-------- RECORD EXCERPTS

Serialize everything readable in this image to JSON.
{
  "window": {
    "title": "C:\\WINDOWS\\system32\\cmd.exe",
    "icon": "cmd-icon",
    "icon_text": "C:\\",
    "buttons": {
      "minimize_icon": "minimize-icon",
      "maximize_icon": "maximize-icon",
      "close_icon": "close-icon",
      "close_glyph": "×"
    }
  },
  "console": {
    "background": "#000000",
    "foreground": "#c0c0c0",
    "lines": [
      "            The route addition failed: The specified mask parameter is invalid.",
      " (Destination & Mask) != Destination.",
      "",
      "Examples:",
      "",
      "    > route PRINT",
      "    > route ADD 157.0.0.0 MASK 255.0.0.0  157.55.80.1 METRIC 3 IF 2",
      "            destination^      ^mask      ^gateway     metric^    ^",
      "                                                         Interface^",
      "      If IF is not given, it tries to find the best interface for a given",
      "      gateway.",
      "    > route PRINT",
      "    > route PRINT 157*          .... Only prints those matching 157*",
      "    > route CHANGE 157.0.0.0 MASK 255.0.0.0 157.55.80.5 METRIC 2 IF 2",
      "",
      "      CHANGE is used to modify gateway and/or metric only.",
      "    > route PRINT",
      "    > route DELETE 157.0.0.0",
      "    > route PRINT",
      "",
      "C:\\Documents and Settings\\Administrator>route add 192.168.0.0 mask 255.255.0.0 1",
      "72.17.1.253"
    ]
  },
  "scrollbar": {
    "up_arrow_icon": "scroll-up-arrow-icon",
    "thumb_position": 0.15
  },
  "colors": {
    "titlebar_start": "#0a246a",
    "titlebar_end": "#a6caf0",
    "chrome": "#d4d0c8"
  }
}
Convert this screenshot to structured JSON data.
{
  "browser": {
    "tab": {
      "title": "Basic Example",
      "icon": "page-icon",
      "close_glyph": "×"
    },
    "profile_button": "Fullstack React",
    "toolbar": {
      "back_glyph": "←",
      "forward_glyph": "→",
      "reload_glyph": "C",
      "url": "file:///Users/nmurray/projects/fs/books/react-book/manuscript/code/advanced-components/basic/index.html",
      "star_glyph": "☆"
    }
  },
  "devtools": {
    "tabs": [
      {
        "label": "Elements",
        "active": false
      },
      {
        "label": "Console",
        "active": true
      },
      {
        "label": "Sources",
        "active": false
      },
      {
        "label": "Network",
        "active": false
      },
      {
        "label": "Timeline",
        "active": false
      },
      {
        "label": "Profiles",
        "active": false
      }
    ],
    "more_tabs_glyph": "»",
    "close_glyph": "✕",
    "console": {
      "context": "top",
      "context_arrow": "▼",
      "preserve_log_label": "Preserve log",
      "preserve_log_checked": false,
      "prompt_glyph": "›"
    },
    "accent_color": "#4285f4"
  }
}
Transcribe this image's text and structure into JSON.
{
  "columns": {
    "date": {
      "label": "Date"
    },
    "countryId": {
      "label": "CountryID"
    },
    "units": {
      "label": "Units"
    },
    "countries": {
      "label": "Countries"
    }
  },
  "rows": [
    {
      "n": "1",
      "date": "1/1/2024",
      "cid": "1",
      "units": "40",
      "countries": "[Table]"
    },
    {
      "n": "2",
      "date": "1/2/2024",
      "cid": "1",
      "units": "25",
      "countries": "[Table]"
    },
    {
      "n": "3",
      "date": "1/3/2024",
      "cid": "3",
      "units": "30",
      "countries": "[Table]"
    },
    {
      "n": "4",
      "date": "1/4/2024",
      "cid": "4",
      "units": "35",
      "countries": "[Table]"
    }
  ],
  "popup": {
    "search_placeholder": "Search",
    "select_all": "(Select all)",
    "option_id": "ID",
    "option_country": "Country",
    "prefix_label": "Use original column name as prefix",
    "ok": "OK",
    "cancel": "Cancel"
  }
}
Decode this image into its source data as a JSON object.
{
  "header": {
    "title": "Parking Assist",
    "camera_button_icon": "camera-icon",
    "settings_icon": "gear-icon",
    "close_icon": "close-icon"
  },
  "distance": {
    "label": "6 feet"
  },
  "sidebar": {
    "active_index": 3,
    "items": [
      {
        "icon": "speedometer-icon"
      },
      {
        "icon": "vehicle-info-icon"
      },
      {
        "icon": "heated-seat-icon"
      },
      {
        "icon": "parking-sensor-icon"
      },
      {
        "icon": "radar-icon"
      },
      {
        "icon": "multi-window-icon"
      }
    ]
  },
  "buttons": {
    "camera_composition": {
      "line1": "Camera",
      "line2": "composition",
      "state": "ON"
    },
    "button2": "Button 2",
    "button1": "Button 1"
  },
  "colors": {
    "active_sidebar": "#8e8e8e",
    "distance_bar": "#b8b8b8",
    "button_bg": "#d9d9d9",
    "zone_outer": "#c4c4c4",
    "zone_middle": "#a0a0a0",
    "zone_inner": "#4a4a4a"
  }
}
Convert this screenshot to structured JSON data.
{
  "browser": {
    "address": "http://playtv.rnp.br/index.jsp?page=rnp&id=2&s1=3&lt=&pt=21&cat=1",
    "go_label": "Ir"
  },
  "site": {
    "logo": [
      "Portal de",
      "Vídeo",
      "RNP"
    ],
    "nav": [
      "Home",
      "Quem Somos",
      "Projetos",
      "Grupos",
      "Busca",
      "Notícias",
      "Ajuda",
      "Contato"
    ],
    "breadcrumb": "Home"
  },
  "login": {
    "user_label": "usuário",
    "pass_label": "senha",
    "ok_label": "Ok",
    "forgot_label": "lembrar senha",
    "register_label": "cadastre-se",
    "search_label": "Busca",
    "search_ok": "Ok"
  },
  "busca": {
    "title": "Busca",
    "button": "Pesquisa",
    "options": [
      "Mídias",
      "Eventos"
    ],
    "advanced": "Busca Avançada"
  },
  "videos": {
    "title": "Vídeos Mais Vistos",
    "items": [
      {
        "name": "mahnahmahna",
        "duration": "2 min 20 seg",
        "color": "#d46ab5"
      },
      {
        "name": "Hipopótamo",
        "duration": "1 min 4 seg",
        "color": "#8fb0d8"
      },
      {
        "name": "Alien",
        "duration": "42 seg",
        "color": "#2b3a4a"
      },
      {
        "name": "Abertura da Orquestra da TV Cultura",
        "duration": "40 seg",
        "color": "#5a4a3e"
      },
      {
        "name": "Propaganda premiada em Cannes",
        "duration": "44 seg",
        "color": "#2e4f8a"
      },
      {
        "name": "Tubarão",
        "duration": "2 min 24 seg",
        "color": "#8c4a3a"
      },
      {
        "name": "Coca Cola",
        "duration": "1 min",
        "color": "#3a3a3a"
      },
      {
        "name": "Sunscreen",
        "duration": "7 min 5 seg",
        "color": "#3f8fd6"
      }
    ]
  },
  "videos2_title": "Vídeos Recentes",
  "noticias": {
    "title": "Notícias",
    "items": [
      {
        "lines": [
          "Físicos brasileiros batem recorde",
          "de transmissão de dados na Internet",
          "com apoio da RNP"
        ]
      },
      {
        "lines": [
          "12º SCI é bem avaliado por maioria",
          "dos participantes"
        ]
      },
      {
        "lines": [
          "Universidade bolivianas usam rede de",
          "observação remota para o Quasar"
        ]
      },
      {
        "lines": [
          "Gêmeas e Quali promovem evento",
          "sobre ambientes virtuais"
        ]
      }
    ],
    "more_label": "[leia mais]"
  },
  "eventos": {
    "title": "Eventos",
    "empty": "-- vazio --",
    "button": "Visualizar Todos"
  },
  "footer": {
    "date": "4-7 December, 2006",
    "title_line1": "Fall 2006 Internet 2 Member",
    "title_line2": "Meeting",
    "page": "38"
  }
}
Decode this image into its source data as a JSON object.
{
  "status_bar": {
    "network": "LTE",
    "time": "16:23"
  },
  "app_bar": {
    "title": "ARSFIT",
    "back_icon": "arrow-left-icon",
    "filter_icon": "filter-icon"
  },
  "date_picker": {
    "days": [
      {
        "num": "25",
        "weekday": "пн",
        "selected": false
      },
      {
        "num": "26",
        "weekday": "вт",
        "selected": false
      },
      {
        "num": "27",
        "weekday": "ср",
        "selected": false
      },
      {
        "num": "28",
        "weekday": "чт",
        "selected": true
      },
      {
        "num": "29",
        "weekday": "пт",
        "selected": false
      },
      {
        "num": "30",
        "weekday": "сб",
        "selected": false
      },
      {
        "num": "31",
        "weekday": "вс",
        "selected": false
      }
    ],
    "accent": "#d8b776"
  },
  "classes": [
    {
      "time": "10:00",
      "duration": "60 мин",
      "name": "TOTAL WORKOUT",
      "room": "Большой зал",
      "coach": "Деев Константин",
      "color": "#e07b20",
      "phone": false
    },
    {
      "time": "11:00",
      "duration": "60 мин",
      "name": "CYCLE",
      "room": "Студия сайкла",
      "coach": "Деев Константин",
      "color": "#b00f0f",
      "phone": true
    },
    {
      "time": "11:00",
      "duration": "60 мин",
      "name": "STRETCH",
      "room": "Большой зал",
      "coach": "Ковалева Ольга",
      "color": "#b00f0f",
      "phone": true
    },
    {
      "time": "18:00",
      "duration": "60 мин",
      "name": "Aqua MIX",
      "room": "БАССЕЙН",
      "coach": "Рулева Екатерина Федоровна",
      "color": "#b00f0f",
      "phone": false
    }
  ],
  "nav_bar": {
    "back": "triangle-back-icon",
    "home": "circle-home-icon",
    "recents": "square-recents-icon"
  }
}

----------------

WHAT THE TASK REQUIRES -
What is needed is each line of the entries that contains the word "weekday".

WRITTEN REPLY -
        "weekday": "пн",
        "weekday": "вт",
        "weekday": "ср",
        "weekday": "чт",
        "weekday": "пт",
        "weekday": "сб",
        "weekday": "вс",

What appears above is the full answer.